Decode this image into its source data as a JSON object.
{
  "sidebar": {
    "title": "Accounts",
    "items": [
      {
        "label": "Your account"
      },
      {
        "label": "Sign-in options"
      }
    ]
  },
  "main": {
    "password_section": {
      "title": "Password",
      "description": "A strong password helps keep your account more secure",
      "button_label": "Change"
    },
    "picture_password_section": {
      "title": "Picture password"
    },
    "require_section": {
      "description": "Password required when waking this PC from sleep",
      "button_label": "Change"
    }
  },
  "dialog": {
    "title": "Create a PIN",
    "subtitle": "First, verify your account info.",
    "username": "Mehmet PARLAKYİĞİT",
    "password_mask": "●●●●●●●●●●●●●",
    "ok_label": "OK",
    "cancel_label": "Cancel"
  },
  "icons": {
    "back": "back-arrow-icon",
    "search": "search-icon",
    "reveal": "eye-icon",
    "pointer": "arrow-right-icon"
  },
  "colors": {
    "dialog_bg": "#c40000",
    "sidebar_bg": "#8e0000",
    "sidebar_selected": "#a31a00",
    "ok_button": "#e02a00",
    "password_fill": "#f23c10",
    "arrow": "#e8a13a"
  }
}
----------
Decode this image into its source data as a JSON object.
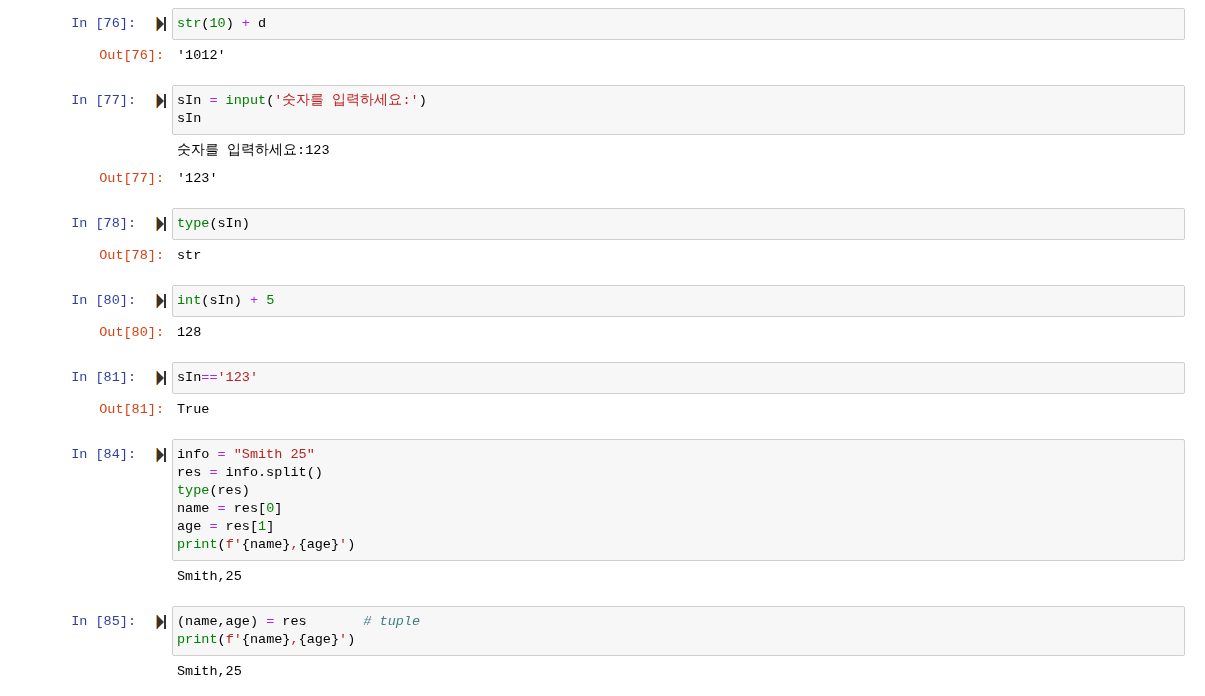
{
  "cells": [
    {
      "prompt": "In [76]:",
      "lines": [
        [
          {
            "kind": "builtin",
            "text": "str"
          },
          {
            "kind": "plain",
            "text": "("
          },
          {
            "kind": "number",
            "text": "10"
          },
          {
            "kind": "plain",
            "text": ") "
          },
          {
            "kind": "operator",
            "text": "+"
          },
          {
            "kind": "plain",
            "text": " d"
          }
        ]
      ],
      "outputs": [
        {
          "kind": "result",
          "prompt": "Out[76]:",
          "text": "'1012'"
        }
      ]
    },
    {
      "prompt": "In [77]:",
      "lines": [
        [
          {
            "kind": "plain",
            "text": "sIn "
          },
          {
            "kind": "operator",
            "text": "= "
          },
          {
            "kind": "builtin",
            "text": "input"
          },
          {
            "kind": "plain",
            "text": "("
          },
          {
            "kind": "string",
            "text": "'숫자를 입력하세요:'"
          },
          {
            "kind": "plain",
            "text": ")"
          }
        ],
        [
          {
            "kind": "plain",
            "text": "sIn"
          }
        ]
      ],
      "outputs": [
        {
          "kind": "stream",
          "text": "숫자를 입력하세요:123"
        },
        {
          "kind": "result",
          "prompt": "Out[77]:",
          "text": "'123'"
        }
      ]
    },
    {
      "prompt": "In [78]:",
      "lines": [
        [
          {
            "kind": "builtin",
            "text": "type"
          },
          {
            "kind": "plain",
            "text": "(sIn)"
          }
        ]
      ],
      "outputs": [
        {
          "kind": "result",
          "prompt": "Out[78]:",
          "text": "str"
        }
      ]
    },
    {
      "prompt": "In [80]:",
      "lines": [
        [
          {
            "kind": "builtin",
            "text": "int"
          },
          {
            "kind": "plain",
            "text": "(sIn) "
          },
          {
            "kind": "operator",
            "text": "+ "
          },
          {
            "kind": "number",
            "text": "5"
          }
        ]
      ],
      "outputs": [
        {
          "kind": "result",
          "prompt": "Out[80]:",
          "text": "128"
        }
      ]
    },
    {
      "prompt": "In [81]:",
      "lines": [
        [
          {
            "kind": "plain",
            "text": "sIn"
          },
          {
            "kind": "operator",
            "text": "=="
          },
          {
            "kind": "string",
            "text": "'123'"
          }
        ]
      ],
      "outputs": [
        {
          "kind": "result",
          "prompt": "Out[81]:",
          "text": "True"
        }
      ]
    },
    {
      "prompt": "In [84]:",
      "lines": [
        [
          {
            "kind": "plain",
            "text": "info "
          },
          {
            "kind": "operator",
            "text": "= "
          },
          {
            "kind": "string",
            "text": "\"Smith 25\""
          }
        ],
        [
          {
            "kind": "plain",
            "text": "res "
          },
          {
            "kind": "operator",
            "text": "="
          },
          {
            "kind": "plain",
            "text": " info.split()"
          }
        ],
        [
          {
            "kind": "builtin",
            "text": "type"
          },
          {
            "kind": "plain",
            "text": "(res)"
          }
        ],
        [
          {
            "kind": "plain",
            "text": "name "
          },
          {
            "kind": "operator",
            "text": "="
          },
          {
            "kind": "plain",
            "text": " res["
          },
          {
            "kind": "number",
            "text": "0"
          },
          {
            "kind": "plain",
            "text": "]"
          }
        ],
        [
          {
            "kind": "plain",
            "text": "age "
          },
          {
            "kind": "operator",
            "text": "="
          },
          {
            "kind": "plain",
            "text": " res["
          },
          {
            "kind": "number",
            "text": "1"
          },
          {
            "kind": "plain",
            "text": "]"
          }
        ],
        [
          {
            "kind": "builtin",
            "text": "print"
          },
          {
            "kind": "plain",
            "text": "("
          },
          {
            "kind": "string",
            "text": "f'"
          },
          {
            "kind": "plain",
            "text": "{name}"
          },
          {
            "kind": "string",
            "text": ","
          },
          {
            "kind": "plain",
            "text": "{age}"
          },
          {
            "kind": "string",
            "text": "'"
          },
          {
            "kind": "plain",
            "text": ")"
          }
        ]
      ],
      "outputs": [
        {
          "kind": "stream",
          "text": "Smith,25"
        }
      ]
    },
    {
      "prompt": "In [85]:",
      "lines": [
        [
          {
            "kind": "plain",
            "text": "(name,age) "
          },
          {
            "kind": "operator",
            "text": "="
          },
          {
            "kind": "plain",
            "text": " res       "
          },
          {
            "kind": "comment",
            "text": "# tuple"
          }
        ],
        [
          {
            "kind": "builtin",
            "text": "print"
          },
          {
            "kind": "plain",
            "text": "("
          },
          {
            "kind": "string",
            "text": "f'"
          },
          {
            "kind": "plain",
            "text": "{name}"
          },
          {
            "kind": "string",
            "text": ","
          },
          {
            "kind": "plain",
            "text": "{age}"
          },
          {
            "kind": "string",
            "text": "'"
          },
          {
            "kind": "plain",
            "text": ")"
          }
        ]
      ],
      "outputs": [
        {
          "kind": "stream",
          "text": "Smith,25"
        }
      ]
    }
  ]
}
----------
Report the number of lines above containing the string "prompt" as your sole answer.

--- OUTPUT FOR THIS TASK ---
12